» **TASK DESCRIPTION**:
Scan each line of the records for the word "this" and extract the ones that have it.

*** RECORD SET ***

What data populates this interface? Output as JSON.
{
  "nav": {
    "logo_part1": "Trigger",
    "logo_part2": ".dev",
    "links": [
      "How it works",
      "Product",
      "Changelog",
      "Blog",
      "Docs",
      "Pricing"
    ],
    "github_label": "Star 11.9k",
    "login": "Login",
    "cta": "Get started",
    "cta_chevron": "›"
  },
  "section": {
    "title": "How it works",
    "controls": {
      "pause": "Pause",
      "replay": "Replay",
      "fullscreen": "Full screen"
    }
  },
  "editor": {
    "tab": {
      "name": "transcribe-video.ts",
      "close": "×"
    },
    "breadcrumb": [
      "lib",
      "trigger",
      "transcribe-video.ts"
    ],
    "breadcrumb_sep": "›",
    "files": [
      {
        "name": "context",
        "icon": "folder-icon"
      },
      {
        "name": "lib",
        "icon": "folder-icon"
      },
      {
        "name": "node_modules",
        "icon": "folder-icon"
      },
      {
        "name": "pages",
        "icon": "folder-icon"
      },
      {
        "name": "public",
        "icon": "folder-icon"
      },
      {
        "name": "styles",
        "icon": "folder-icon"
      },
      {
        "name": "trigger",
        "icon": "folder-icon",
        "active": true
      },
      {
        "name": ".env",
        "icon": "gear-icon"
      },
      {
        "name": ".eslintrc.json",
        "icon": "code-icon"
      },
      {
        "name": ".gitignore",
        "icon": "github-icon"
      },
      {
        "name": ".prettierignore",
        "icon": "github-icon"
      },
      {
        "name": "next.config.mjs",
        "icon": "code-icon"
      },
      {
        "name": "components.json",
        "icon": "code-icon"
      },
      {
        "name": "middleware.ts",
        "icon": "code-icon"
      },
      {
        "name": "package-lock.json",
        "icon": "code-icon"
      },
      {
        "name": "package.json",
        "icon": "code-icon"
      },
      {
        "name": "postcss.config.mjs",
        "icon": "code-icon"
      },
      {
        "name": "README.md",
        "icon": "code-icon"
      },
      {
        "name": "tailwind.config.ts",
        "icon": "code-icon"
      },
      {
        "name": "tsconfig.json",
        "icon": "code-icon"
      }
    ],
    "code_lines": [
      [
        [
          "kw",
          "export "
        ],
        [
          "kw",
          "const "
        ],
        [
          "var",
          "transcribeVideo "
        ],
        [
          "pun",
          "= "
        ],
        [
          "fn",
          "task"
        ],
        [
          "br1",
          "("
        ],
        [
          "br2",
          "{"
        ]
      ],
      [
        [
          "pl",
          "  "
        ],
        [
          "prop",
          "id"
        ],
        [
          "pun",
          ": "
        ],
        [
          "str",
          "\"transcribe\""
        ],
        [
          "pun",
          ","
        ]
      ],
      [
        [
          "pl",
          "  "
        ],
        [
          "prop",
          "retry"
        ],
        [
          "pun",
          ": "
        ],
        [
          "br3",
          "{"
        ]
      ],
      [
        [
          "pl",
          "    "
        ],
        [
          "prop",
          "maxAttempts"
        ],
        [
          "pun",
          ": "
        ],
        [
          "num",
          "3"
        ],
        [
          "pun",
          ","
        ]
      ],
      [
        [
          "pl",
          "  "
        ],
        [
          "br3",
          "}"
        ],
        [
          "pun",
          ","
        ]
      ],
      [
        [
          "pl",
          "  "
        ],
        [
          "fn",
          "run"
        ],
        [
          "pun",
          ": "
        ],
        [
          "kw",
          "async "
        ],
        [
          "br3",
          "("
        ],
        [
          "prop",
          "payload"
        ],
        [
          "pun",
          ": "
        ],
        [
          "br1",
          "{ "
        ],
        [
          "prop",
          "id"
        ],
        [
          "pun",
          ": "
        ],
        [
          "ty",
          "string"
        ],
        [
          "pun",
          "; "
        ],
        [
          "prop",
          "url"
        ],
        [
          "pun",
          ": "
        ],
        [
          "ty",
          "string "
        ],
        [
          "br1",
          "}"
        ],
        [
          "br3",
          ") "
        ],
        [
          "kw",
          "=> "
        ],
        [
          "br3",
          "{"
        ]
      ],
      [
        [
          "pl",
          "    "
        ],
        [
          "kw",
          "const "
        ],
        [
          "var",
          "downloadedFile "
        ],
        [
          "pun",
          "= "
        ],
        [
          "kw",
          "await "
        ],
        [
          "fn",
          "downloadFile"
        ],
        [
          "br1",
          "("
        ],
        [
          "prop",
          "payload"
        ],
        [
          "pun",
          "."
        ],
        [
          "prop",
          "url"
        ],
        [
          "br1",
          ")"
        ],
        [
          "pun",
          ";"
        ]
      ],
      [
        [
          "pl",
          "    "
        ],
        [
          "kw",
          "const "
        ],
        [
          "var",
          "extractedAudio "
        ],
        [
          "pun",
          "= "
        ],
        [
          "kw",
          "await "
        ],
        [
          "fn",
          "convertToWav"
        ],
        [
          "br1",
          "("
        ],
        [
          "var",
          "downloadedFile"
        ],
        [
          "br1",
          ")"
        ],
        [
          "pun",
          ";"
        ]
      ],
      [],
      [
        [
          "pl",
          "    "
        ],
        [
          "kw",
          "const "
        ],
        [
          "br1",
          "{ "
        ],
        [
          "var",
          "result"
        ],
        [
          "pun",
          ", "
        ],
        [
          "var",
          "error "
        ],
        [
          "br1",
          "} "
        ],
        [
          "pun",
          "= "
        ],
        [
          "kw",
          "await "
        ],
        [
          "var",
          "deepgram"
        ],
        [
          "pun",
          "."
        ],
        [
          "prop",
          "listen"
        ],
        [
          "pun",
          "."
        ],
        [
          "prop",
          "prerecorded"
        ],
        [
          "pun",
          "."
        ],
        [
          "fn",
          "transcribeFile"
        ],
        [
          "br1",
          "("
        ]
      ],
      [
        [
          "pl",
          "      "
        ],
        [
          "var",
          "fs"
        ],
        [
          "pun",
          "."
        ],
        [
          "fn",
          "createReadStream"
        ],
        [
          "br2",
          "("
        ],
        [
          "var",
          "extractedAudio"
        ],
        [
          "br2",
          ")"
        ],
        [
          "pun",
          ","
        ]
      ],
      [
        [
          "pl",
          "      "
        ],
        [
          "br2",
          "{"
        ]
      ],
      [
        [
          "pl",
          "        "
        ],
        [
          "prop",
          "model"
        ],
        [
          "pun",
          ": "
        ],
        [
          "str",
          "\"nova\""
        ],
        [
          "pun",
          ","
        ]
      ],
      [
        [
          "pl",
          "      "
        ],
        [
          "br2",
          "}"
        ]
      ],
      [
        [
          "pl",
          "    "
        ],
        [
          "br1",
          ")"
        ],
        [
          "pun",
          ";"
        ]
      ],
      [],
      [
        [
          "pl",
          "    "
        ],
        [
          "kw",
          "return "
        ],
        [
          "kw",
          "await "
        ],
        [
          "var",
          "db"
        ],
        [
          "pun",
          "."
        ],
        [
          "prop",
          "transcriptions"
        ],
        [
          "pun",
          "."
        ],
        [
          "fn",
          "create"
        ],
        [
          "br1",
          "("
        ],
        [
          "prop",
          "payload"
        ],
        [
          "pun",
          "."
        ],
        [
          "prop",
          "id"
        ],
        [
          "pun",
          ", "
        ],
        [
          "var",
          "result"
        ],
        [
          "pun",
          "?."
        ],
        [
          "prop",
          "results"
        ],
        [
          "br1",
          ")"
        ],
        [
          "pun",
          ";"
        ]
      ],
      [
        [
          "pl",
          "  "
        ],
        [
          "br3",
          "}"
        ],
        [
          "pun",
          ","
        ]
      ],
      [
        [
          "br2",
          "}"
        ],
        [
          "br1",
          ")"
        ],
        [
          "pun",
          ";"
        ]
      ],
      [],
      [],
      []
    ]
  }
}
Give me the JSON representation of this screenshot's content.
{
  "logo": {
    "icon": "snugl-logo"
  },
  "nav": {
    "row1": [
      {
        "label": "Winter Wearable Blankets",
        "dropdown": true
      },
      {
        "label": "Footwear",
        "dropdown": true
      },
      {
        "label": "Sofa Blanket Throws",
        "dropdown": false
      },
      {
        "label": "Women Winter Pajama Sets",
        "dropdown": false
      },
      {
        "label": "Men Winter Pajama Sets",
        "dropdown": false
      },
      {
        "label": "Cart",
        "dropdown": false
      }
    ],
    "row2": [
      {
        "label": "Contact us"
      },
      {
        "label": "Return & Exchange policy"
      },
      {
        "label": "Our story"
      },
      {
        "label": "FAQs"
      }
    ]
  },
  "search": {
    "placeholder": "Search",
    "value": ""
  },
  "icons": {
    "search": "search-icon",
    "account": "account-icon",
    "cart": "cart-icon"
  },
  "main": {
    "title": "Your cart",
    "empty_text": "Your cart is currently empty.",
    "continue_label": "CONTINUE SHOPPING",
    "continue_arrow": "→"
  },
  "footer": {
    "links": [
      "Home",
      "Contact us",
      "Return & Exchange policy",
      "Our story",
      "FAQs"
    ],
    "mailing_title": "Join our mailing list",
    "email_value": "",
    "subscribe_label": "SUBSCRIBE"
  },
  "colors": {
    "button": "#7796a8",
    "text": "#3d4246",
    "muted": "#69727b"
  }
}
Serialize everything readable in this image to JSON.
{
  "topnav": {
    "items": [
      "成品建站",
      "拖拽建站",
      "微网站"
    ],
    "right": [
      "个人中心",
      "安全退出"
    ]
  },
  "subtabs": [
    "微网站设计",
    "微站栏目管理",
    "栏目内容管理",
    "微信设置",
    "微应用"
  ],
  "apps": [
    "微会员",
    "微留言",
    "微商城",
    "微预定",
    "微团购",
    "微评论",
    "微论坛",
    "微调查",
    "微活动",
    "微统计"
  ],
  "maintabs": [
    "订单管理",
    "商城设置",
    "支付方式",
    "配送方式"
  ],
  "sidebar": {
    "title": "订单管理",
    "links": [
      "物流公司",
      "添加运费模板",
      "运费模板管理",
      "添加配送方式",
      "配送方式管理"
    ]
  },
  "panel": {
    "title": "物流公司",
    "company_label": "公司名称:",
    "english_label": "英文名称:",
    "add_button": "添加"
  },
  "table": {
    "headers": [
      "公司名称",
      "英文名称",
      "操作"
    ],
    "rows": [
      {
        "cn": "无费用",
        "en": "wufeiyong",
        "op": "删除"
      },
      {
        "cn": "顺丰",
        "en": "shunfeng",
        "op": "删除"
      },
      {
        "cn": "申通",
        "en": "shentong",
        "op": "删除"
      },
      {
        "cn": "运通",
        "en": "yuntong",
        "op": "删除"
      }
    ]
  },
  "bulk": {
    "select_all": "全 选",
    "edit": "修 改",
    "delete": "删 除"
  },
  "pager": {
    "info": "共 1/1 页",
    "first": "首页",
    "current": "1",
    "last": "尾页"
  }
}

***

» **TASK RESULT**:
What data populates this interface? Output as JSON.
Give me the JSON representation of this screenshot's content.
Serialize everything readable in this image to JSON.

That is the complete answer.